Why are analysts then so quick to lambast Conoco? Because Conoco is only cutting its capital spending by 33% (compared to industry peers that are cutting spending by 50% or more) to $11.5 billion because it intends to develop $4 billion worth of oil projects in the Eagle Ford fields, spend $4.8 billion developing new oil projects in Alaska, Europe, and Malaysia, and spend a little over $1 billion this year in exploration for new oil. The remaining $1.7 billion will go towards basic maintenance expenditures on existing projects.
The consequence of this course of action for Conoco is that short-term earnings results for the company will look ugly. The price of oil is down significantly, and the company is continuing to spend heavily (on a relative basis to other peers) on future projects. Those $4.60 you see in trailing profits per share are about to go out the window. My guess is that, based on current oil prices and management’s intent for capital expenditure plans, Conoco will make $1.40 per share in profits this year. The $0.73 dividend puts Conoco on the hook for $2.92 per share in cash payments to shareholders while only generating earnings of $1.40 on behalf of shareholders. This mismatch between dividend payments and capital spending objectives compared to short-term profits is why the company is so roundly criticized of late.
The big-picture, though, is that Conoco generates $8 per share in cash, and could easily pay its dividend based on current profits if it were not investing so heavily for future growth and taking certain impairments to existing projects in the Gulf. Most likely, what will happen is this: Conoco will freeze or negligibly raise its dividend for the next few years, borrowing as necessary to fund it (debt only stands at 24% of capital), and people will be hollowering that the dividend cannot be covered by current profits.
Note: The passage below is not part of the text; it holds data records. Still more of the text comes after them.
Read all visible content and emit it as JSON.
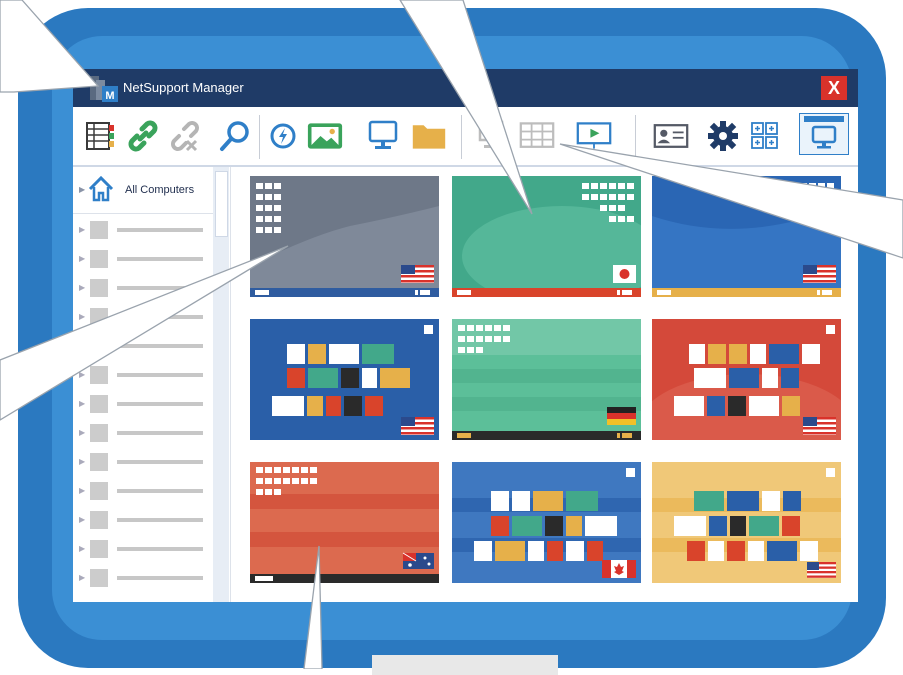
{
  "window": {
    "title": "NetSupport Manager",
    "close_label": "X"
  },
  "sidebar": {
    "root_label": "All Computers",
    "item_count_visible": 13
  },
  "toolbar": {
    "icons": [
      "grid-list-icon",
      "link-icon",
      "unlink-icon",
      "search-icon",
      "quick-connect-icon",
      "image-icon",
      "monitor-icon",
      "folder-icon",
      "disabled-monitor-icon",
      "disabled-grid-icon",
      "presentation-icon",
      "user-card-icon",
      "gear-icon",
      "tiles-icon",
      "screen-view-icon"
    ]
  },
  "colors": {
    "title_bar": "#1f3b67",
    "monitor_frame": "#2b79c0",
    "close_button": "#d9322b"
  },
  "thumbnails": [
    {
      "name": "thumb-grey-us",
      "flag": "US"
    },
    {
      "name": "thumb-green-jp",
      "flag": "JP"
    },
    {
      "name": "thumb-blue-us",
      "flag": "US"
    },
    {
      "name": "thumb-blue-tiles-us",
      "flag": "US"
    },
    {
      "name": "thumb-green-de",
      "flag": "DE"
    },
    {
      "name": "thumb-red-tiles-us",
      "flag": "US"
    },
    {
      "name": "thumb-red-au",
      "flag": "AU"
    },
    {
      "name": "thumb-blue-tiles-ca",
      "flag": "CA"
    },
    {
      "name": "thumb-yellow-tiles-us",
      "flag": "US"
    }
  ]
}
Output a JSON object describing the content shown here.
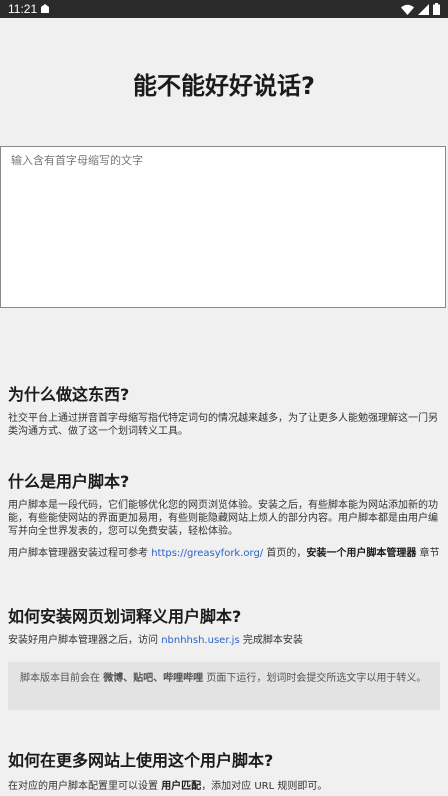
{
  "status": {
    "time": "11:21"
  },
  "header": {
    "title": "能不能好好说话?"
  },
  "input": {
    "placeholder": "输入含有首字母缩写的文字"
  },
  "sections": {
    "why": {
      "title": "为什么做这东西?",
      "text": "社交平台上通过拼音首字母缩写指代特定词句的情况越来越多，为了让更多人能勉强理解这一门另类沟通方式、做了这一个划词转义工具。"
    },
    "userscript": {
      "title": "什么是用户脚本?",
      "text1": "用户脚本是一段代码，它们能够优化您的网页浏览体验。安装之后，有些脚本能为网站添加新的功能，有些能使网站的界面更加易用，有些则能隐藏网站上烦人的部分内容。用户脚本都是由用户编写并向全世界发表的，您可以免费安装，轻松体验。",
      "text2_pre": "用户脚本管理器安装过程可参考 ",
      "text2_link": "https://greasyfork.org/",
      "text2_mid": " 首页的，",
      "text2_bold": "安装一个用户脚本管理器",
      "text2_post": " 章节"
    },
    "install": {
      "title": "如何安装网页划词释义用户脚本?",
      "text_pre": "安装好用户脚本管理器之后，访问 ",
      "text_link": "nbnhhsh.user.js",
      "text_post": " 完成脚本安装",
      "note_pre": "脚本版本目前会在 ",
      "note_bold": "微博、贴吧、哔哩哔哩",
      "note_post": " 页面下运行，划词时会提交所选文字以用于转义。"
    },
    "more": {
      "title": "如何在更多网站上使用这个用户脚本?",
      "text_pre": "在对应的用户脚本配置里可以设置 ",
      "text_bold": "用户匹配",
      "text_post": "，添加对应 URL 规则即可。"
    }
  }
}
Then, at some point in the future, the price will of oil will cross the $75 threshold, and the dividend ratio will be well covered as the production improves and the cost of the commodity advances. It is the nature of cyclical investing.
That said, even though I think the criticism of Conoco is often over-exaggerated, this does not that I consider Conoco to be the optimum oil supermajor investment right. I think it is very hard, on a risk-adjusted basis, to beat Chevron. Chevron’s 4.1% dividend yield is rather close to Conoco’s 4.6% dividend yield, and Chevron’s current profits ought to continue to cover the dividend even in worst-case scenarios. Even though Conoco will be able to get through a medium-term period of dividends not covering earnings, Chevron investors do not face this risk as the current dividend payment is lower than profits even with oil in the $50 range. Given that Chevron provides so much protection in the event that oil stays in the $40s or $50s, I would be hesitant to look at anything else (especially when the tradeoff of taking additional risk is only an extra half point of yield). In short, my opinion is: Buy Chevron first, then Exxon second, and the conditions at Conoco aren’t as bad as projected right now but that doesn’t mean I would elevate the company above either Chevron or Exxon if looking to make substantial, fresh investments in the energy sector.